The latest exhibition to land at House of Illustration is Ladybird by Design, an exhibition that features over 120 of the original illustrations from the Ladybird titles, and celebrates 100 years of Ladybird books.
Visitors are given a unique glimpse into not only the iconic artwork from popular titles such as Shopping With Mother, Ladybird ABC and People At Work. But also find out how this affordable book series became such a memorable part of so many generations’ childhoods.
A key learning resource and source of fun and entertainment for many children, the attention to detail and observation into everyday life is both stunning and enthralling.
With topics from ‘How it works – The Hovercraft’ to ‘The Gingerbread Boy’ in the Well-Loved Tales series there wasn’t a subject that the Ladybird books didn’t cover.
In ‘Shopping With Mother’ comforting scenes of everyday life see impeccably dressed Mother and her equally well-dressed children visiting all the different shops on a high-street, a day typical of a time before the advent of the supermarket. We see the family visiting the butchers, the florists, and the chemist in what looks like an idyllic portrait of family life, and domestic duties.
The ABC books are equally beautiful in the detailed and precise, almost photo realistic illustrations by G. Robinson. All of the objects are set on a boldly coloured background with simple friendly text to accompany.
The extremely popular series was incredibly affordable and due to the highly economical method of printing. The format of the books was developed in response to the paper shortage of the Second World War.
All 56 pages of one book were printed on a single sheet of paper, measuring 30 x 40 inches.
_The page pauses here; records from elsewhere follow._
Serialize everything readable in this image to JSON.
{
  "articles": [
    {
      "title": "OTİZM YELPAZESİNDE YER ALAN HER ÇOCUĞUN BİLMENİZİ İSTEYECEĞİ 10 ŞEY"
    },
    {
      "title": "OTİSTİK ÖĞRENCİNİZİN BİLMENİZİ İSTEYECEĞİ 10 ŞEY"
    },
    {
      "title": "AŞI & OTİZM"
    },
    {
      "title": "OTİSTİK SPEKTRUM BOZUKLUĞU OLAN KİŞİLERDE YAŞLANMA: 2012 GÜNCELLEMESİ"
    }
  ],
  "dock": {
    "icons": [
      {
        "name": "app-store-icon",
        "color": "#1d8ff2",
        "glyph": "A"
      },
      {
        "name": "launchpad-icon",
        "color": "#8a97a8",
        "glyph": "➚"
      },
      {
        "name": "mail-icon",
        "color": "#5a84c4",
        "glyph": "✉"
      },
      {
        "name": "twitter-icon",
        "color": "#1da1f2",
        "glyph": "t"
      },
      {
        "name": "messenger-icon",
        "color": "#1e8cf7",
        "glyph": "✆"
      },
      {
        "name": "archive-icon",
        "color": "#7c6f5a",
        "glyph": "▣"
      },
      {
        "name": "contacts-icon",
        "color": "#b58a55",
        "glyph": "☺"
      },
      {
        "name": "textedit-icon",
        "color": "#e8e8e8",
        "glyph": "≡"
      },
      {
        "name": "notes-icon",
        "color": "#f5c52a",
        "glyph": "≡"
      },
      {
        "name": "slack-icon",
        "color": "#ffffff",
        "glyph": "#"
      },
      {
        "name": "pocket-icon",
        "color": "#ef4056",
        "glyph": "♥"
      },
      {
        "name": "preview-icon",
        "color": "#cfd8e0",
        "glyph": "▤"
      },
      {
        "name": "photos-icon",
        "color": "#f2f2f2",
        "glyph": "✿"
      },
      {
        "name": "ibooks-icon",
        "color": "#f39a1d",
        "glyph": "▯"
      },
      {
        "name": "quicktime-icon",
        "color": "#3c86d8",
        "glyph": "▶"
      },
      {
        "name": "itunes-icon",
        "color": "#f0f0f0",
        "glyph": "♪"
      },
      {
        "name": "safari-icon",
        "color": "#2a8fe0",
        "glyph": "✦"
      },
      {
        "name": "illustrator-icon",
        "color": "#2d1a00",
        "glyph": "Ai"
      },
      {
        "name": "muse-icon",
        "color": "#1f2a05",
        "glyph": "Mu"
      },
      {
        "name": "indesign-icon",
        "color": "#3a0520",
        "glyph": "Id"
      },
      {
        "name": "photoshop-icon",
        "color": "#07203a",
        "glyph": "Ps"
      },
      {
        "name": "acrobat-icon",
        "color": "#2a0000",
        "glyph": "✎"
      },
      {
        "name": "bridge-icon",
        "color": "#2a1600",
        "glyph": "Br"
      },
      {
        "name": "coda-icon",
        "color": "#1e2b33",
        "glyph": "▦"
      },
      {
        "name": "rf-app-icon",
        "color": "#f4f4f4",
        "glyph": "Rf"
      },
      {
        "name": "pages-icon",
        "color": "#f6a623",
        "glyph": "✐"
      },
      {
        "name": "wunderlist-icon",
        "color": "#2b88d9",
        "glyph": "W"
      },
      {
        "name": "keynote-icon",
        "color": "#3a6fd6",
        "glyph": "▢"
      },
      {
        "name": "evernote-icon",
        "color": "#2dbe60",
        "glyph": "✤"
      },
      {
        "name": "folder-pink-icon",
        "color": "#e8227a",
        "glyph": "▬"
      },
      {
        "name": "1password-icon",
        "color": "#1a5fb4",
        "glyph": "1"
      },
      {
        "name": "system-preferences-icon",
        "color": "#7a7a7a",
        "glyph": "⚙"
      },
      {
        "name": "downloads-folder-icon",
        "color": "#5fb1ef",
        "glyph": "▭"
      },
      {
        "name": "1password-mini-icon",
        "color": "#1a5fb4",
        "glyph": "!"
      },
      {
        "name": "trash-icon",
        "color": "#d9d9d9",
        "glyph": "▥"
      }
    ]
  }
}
This sheet was then cut and, folded and bound. Using this design the illustrations would appear on the right page with the text appearing on the left. This method of printing made the books very affordable for consumers.
Because of this method of printing Ladybird books were accessible to the masses.
The Well-Loved series were the staples of my child hood. I fondly remember having this edition of Little Red Riding Hood in particular as a child.
I also love this artwork from ‘People At Work in a Big Store’ by John Berry. It’s almost documentary illustration. I was fascinated to see how tenderly Berry illustrated seemingly mundane objects such as stacks of cardboard boxes inside a warehouse, and packs of wrapped meat rolling down the assembly line. Ladybird Books revealed an exciting world of labour and commerce. Of domestic objects and duties and also classic fairy tales.
If you do fancy a trip down memory lane, the exhibition runs until 27 Sept 2015 and is open 10:00am – 6:00pm